Wear OS shoots into the market share charts, now within striking distance of Apple
Counterpoint Research released a new report on the smartwatch market, and Wear OS is a big winner. Just three months ago, Google and Samsung teamed up to revive Wear OS, with the new Wear OS 3.0 debuting on the Galaxy Watch 4. The latest data from Counterpoint see the partnership as a resounding success, with Wear OS’s market share skyrocketing from 4 percent in Q2 2022 to 17 percent in Q3 2022.
The collaboration between Google and Samsung was a complete reboot of both companies’ smartwatch strategies. Google was sliding back and forth at the bottom of the sales charts as it had apparently lost interest in Wear OS for years. The last major OS release was Wear OS 2.0 in 2018, and that has been stagnating in the market for years. The early days of Wear OS tech’s big partners like Samsung, LG, Sony, and Motorola had left the platform, and only fashion brands like Fossil hung around making watches.
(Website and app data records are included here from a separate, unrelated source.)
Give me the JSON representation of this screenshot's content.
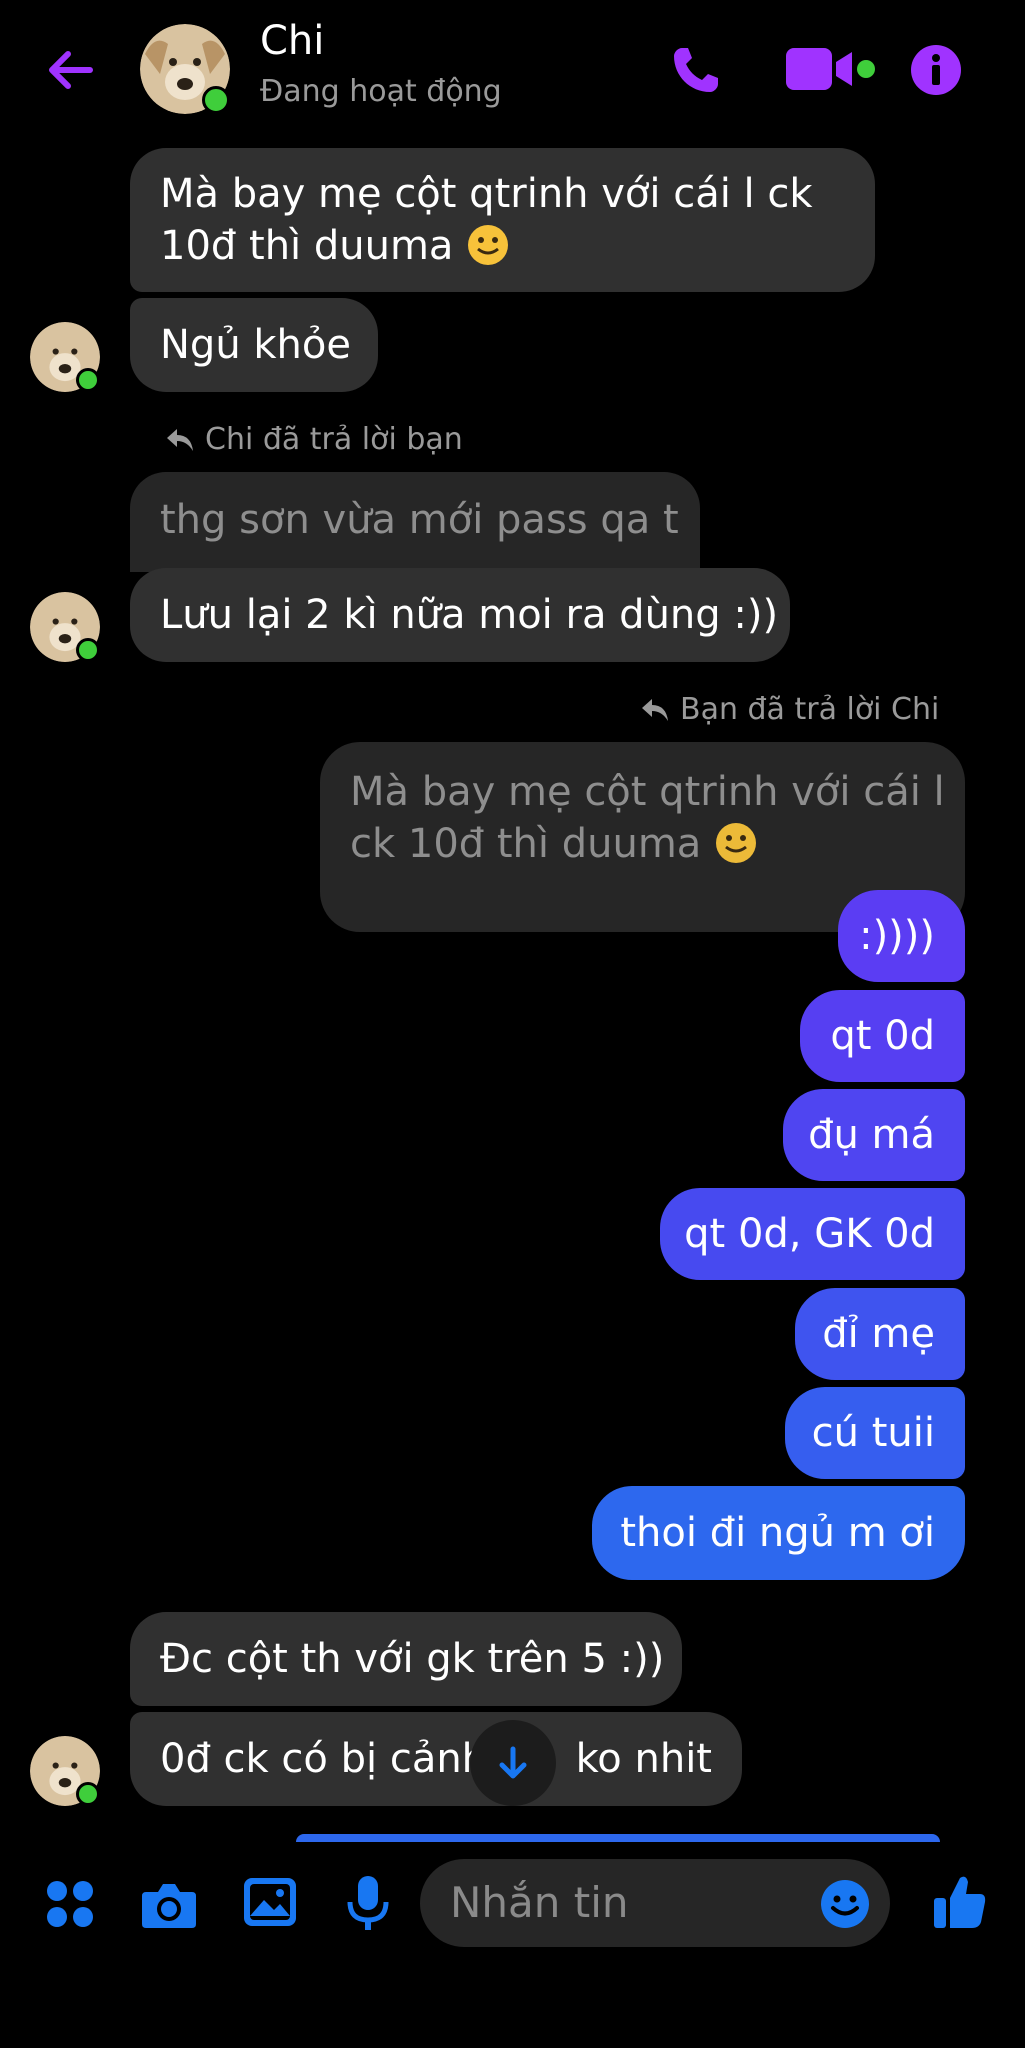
{
  "header": {
    "contact_name": "Chi",
    "status": "Đang hoạt động",
    "accent_color": "#a033ff"
  },
  "messages": {
    "m1": "Mà bay mẹ cột qtrinh với cái l ck",
    "m1b": "10đ thì duuma",
    "m2": "Ngủ khỏe",
    "reply1_hint": "Chi đã trả lời bạn",
    "m3_quote": "thg sơn vừa mới pass qa t",
    "m3": "Lưu lại 2 kì nữa moi ra dùng :))",
    "reply2_hint": "Bạn đã trả lời Chi",
    "q2_line1": "Mà bay mẹ cột qtrinh với cái l",
    "q2_line2": "ck 10đ thì duuma",
    "o1": ":))))",
    "o2": "qt 0d",
    "o3": "đụ má",
    "o4": "qt 0d, GK 0d",
    "o5": "đỉ mẹ",
    "o6": "cú tuii",
    "o7": "thoi đi ngủ m ơi",
    "m4": "Đc cột th với gk trên 5 :))",
    "m5_left": "0đ ck có bị cảnh",
    "m5_right": "ko nhit"
  },
  "composer": {
    "placeholder": "Nhắn tin"
  },
  "icons": {
    "back": "back-arrow-icon",
    "call": "phone-icon",
    "video": "video-icon",
    "info": "info-icon",
    "apps": "apps-grid-icon",
    "camera": "camera-icon",
    "gallery": "image-icon",
    "mic": "microphone-icon",
    "emoji": "emoji-icon",
    "like": "thumbs-up-icon",
    "scroll_down": "arrow-down-icon"
  },
  "colors": {
    "header_icons": "#a033ff",
    "composer_icons": "#1877f2",
    "outgoing_top": "#5b3ef5",
    "outgoing_bottom": "#2b6cf0",
    "incoming": "#303030"
  }
}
Qualcomm was the main SoC vendor, and while Apple revolutionized the performance of a smartwatch SoC, Qualcomm didn’t really give up all the effort and choked the Wear OS market for years with sub-par chips.
Samsung left Google’s smartwatch ecosystem after the initial release and went into business for itself with Tizen OS. Tizen is a Linux-based operating system from Samsung built from the ashes of other failed Linux mobile operating systems like Nokia’s Maemo and MeeGo, Intel’s Moblin, and Samsung’s Bada and LiMo. The operating system has been described by a security researcher as “the worst code I’ve ever seen” and doesn’t offer much support for third-party apps. Samsung’s strength lies in hardware, and unlike Qualcomm, Samsung’s Exynos division regularly produces flagship smartwatch SoCs with modern transistor size and decent ARM CPU designs. Combining the two meant tying Google’s operating system, software, and app ecosystem with Samsung’s hardware, marketing, and sales expertise, a combination that spawned the Android phone juggernaut that exists today.
Enlarge / Wear OS’s incredible year-over-year growth.
The partnership is already working for both companies. Counterpoint says: “Thanks to the launch of the Galaxy Watch 4 series, Samsung has hit its highest quarterly shipments, narrowed the gap to Apple and reclaimed second place from Huawei.” Samsung’s market share rose year-on-year from 9.9 percent to 14.4 percent.
Apple still ranks first with the Apple Watch, but Counterpoint says Apple’s smartwatch market share fell 10 percent year over year to 21.8 percent in the third quarter, thanks to the Series 7 watch lagging into the fourth Quarter. It’s a good bet that Apple’s market share will rise again with the release of new hardware, but right now Wear OS is within striking distance of # 1 – a position that was unthinkable a year ago.
Wear OS is also likely to have some growth ahead of it. Right now, Wear OS 3 is exclusively available on Samsung’s Galaxy Watch 4, and with Google saying partners should provide updates in the second half of 2022, Samsung appears to have an exclusive one-year deal on the new operating system. Qualcomm is planning a “ground-up redesign” of the “next generation” of its smartwatch chips in 2022, so we’ll likely see some non-Samsung OEMs jump on board with modern, expert smartwatch designs for Wear OS 3.
Enlarge / Samsung overtakes Huawei and becomes number 2 among smartwatch manufacturers.
If we look at the smartphone market, another reason Android devices regularly outperform Apple is a lower price tag, and Wear OS 3 is not yet taking advantage of that. Counterpoint says that “a third of the smartwatches sold in the third quarter of 2021 were priced below $ 100,” and the research firm expects Samsung to hit the market in a few years to hit the # 1 OEM spot . The Galaxy Watch 4 starts at $ 249.99.
Google also has to do something with Fitbit, which currently accounts for 4.4 percent of the smartwatch market. Fitbit said it eventually plans to make Wear OS watches too.